BEDFORD – While the number of women in the fire service is increasing females still make up less than 10 percent of the United States fire service.
The new NFPA report provides an overview of 29,705 local and municipal fire departments in the country; and estimates that in 2018, only 93,700, or eight percent, of the 1,115,000 firefighters in the United States were female. More specifically, 15,200 or four percent of career firefighters and 78,500 volunteer firefighters or 11 percent were women.
On Saturday morning four women locally took part in the Firefighter II training being held at the Shawswick Township Volunteer Fire Department.
In this male-dominated profession, these women took the training right alongside the men learning how to fight propane fires, execute vehicle extrication, and performed firehose testing skills as part of their training.
The women decided to become firefighters for various reasons, but all were accepted among the volunteer fire services in Lawrence and Orange counties.
The barriers allowing women to become firefighters no longer exist. These women have the support of their family, friends, and most of all their fellow firefighters.
Hannah Moore of Marshall Township Volunteer Fire Department was first interested in firefighting in high school. She took a fire science course at the Hoosier Hills Career Center in Monroe County.
“I took the course when I was in high school. My grandfather was a firefighter for several years retiring in February. We were able to respond to fires together,” said Moore. “I fell in love with the program at Hoosier Hills Career Center which is a two-year course. It did not have Firefighter II and that is why I am here today to complete this course.”
Moore has been a member of the Marshall Township Volunteer Fire Department since October 2020.
Stacy Staidl, a firefighter with Orange County District 1 joined the department because her boyfriend of four years was a firefighter there.
“At first, I felt out of place, but then you start to fit in and you can do whatever they do,” said Staidl.
Staidl has already responded to 14 calls.
“Being in fires is a little scary and dark. You have to keep your hands on the hose so you can find your way out. And it’s important to always stay partner,” she added.
Some of the women joined fire departments as emergency medical technicians (EMTs).
But, many fire department chiefs encourage them to learn how to fight fires.
That was the case for Lisa McCutchan who is a firefighter with Shawswick Volunteer Fire Department.
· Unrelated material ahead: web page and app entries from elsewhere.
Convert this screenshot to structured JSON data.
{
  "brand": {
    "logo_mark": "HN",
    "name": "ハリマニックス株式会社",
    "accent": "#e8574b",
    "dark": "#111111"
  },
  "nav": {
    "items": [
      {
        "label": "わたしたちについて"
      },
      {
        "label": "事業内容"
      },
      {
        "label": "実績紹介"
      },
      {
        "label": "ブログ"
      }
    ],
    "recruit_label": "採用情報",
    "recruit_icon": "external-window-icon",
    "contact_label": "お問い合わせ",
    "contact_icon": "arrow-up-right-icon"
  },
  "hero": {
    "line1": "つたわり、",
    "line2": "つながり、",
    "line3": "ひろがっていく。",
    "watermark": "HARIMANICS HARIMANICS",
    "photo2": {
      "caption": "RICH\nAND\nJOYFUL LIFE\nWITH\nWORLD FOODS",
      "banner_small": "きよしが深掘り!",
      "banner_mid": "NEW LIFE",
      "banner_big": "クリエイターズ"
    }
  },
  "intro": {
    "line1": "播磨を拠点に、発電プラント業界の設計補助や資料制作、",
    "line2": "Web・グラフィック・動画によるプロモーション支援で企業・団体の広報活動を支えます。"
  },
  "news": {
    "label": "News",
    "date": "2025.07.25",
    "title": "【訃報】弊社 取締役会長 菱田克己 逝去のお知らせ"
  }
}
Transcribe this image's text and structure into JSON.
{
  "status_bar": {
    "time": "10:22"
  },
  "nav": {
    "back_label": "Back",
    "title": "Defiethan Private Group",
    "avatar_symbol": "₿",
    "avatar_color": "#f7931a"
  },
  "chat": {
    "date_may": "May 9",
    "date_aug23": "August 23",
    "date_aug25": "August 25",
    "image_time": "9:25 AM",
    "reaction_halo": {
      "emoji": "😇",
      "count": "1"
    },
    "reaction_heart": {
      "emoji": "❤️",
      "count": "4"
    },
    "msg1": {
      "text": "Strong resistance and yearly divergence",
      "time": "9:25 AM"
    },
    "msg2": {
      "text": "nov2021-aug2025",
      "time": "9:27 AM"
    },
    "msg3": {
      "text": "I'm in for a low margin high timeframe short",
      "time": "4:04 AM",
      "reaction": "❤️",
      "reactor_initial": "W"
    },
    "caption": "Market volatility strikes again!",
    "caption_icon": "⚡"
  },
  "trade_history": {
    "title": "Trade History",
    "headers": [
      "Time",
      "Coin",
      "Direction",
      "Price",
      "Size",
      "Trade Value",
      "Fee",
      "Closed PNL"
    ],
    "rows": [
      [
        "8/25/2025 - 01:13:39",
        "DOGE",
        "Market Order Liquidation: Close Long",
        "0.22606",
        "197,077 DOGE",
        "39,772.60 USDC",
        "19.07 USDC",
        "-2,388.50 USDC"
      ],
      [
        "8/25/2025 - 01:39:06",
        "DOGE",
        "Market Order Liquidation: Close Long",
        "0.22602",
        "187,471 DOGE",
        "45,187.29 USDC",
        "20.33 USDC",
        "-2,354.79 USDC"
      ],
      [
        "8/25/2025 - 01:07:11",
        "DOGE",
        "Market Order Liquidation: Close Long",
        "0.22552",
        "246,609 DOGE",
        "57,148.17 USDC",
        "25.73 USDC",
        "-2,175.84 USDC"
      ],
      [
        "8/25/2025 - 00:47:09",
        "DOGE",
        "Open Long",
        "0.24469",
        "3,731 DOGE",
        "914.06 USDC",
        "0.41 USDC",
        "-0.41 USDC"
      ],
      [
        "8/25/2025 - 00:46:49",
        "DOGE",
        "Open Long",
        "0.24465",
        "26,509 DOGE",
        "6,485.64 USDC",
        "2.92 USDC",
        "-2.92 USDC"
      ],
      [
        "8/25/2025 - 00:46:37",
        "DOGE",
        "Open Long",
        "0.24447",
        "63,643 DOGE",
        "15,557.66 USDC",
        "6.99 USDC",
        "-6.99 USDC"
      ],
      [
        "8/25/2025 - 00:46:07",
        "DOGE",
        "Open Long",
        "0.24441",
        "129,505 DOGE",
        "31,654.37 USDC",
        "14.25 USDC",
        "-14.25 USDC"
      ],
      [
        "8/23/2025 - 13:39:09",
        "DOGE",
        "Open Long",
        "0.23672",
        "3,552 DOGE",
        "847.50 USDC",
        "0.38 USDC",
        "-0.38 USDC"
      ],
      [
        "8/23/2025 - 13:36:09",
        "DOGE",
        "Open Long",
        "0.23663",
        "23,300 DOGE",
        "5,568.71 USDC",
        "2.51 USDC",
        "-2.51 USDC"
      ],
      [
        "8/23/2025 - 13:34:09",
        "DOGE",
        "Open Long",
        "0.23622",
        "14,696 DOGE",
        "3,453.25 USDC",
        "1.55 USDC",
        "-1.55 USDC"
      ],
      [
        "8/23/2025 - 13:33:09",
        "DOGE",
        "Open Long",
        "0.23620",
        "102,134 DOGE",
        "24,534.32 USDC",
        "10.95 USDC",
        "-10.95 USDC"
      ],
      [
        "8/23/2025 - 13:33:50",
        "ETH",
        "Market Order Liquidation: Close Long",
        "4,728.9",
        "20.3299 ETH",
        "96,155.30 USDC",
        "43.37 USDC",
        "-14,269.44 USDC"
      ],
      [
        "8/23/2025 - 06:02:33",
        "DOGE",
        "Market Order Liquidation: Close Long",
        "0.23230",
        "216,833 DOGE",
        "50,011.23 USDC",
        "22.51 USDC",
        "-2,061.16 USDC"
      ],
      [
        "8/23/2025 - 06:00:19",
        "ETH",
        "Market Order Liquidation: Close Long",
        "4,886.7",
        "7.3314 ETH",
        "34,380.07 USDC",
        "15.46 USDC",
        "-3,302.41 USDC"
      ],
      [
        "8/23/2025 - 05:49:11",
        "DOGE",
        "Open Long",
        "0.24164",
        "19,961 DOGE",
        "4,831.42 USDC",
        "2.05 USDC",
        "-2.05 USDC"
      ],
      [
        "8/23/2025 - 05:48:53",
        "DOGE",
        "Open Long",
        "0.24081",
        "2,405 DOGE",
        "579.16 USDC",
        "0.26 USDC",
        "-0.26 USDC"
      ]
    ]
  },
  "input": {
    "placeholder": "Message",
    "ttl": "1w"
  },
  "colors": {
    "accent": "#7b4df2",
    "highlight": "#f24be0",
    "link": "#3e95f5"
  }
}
“The local fire chiefs encouraged me to take Firefighter I and Firefighter II which pushed me out of my comfort zone to be a firefighter. But now I really enjoy it,” said McCutchan. “Being in a male dominate profession was an apprehension for me and a little difficult to navigate at first however the guys and girls in this department treated everyone the same and as a family. Lawrence County has some of the greatest fire chiefs and all-around great people.”.
Kayla DeWeese’s father has been a firefighter for 21 years and she was always intrigued about the profession.
“I always wanted to be able to help people and I wanted to follow in his footsteps,” said DeWeese.
When her father found out that she wanted to be a firefighter it was a proud moment.
“He was probably more excited than I was, DeWeese added. “I think it is remarkable that more women are becoming firefighters, not just in Orange or Lawrence counties but throughout the United States. I am glad women are excelling in a male dominate profession.”
The women will take their tests on Wednesday after completing a 36-hour training course and if they pass they will be certified.